Which lines below hold the word "Live"? Report each one.

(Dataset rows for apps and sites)
==*==
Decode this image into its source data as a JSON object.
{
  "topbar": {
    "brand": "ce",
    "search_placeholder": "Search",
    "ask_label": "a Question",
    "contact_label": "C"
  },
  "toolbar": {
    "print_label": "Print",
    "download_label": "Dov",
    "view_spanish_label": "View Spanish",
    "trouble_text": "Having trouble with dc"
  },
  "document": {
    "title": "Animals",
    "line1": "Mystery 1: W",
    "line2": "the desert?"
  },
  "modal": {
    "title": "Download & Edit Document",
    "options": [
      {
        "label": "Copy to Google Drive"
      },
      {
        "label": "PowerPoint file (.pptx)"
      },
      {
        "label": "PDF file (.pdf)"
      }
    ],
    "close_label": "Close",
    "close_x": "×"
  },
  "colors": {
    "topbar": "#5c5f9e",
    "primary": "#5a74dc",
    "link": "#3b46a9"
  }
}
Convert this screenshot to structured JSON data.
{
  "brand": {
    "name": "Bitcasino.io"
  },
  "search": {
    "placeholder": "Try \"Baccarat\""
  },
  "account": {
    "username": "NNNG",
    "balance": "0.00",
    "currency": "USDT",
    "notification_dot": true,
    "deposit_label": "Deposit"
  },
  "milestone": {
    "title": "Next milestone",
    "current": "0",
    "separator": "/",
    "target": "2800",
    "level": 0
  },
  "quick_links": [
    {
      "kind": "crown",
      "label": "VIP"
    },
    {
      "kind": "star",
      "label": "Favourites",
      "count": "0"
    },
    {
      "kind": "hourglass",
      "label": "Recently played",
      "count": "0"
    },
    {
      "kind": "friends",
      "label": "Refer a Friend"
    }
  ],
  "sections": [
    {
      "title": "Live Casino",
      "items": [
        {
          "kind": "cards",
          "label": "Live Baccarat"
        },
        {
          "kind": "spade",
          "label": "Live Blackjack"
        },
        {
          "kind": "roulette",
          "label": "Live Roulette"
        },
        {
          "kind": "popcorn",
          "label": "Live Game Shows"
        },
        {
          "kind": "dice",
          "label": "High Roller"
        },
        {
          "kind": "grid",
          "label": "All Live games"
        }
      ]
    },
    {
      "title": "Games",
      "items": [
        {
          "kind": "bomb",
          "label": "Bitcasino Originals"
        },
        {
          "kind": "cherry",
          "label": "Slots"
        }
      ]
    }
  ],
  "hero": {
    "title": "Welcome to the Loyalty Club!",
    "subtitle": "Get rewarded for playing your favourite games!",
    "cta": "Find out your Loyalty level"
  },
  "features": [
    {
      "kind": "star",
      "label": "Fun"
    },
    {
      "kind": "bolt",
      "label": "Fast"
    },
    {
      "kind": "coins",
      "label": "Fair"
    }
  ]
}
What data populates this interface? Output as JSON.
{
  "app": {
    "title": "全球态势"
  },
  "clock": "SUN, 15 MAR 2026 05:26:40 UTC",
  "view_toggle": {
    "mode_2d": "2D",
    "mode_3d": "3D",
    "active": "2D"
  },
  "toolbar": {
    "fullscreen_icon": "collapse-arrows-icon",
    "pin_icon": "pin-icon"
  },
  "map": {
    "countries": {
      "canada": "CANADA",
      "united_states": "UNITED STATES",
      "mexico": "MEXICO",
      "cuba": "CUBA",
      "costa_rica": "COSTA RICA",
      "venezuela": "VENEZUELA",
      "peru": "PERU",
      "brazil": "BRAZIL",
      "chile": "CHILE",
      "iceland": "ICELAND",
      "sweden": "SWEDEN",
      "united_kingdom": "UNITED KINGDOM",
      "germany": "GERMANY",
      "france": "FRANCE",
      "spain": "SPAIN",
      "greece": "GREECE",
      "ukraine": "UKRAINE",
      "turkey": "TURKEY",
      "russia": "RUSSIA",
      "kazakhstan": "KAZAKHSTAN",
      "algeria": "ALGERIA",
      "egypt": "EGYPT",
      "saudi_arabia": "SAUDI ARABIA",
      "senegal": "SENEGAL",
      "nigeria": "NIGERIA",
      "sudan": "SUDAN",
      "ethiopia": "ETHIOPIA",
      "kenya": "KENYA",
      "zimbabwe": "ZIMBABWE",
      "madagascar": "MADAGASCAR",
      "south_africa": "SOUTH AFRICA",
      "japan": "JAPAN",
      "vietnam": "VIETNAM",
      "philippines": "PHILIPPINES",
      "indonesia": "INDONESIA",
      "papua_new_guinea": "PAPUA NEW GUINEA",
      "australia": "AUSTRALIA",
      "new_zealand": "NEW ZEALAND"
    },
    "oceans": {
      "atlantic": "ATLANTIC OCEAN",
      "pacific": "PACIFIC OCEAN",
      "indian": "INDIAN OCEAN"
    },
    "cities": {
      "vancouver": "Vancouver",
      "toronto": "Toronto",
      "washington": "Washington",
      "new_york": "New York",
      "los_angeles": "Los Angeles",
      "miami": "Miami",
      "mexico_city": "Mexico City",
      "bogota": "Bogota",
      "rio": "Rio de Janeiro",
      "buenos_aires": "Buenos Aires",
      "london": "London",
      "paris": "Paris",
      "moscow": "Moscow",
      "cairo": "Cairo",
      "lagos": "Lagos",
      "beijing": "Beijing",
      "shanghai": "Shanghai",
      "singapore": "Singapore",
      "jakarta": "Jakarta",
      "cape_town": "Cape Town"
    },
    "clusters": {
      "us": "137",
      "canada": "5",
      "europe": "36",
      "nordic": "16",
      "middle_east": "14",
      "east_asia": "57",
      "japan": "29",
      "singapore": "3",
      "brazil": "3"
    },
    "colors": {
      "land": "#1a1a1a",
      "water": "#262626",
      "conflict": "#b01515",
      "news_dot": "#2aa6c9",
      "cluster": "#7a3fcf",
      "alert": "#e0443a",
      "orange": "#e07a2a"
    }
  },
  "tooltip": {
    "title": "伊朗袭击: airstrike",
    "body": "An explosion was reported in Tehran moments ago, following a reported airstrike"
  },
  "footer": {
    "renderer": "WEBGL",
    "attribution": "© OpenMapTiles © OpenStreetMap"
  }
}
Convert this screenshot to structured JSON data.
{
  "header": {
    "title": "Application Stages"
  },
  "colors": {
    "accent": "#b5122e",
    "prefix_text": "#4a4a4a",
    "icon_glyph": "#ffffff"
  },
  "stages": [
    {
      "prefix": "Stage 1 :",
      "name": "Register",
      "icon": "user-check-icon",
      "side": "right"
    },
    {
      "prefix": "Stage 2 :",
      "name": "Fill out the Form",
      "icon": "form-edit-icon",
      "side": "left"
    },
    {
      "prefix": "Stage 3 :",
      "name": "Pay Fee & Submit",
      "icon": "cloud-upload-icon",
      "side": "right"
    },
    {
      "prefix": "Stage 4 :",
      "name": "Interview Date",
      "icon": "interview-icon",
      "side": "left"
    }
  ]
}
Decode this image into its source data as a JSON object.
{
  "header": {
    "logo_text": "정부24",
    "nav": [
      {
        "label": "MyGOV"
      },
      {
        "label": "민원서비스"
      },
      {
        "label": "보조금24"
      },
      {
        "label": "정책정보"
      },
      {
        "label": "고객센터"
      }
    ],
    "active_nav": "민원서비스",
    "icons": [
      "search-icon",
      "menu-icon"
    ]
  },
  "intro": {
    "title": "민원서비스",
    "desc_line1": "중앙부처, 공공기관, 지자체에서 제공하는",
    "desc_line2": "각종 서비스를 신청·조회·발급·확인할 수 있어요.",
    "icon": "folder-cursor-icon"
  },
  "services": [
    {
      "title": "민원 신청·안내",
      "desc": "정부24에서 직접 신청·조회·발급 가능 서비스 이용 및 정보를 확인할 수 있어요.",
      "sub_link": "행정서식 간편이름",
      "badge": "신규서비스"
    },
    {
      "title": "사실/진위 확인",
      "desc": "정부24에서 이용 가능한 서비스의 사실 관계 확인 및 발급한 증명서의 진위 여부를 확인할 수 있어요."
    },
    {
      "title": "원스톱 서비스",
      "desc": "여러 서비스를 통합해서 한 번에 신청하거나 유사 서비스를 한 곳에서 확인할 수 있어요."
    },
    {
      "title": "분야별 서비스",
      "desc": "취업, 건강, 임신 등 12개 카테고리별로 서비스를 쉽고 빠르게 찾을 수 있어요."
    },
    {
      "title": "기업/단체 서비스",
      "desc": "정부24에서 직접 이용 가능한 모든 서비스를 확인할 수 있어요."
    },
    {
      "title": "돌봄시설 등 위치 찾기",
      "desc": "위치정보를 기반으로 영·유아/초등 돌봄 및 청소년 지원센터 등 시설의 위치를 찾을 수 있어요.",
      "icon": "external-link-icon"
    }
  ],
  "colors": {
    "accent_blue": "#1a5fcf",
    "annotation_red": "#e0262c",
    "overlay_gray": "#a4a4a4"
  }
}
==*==
▶ _EXERCISE SOLUTION_
      "title": "Live Casino",
          "label": "Live Baccarat"
          "label": "Live Blackjack"
          "label": "Live Roulette"
          "label": "Live Game Shows"
          "label": "All Live games"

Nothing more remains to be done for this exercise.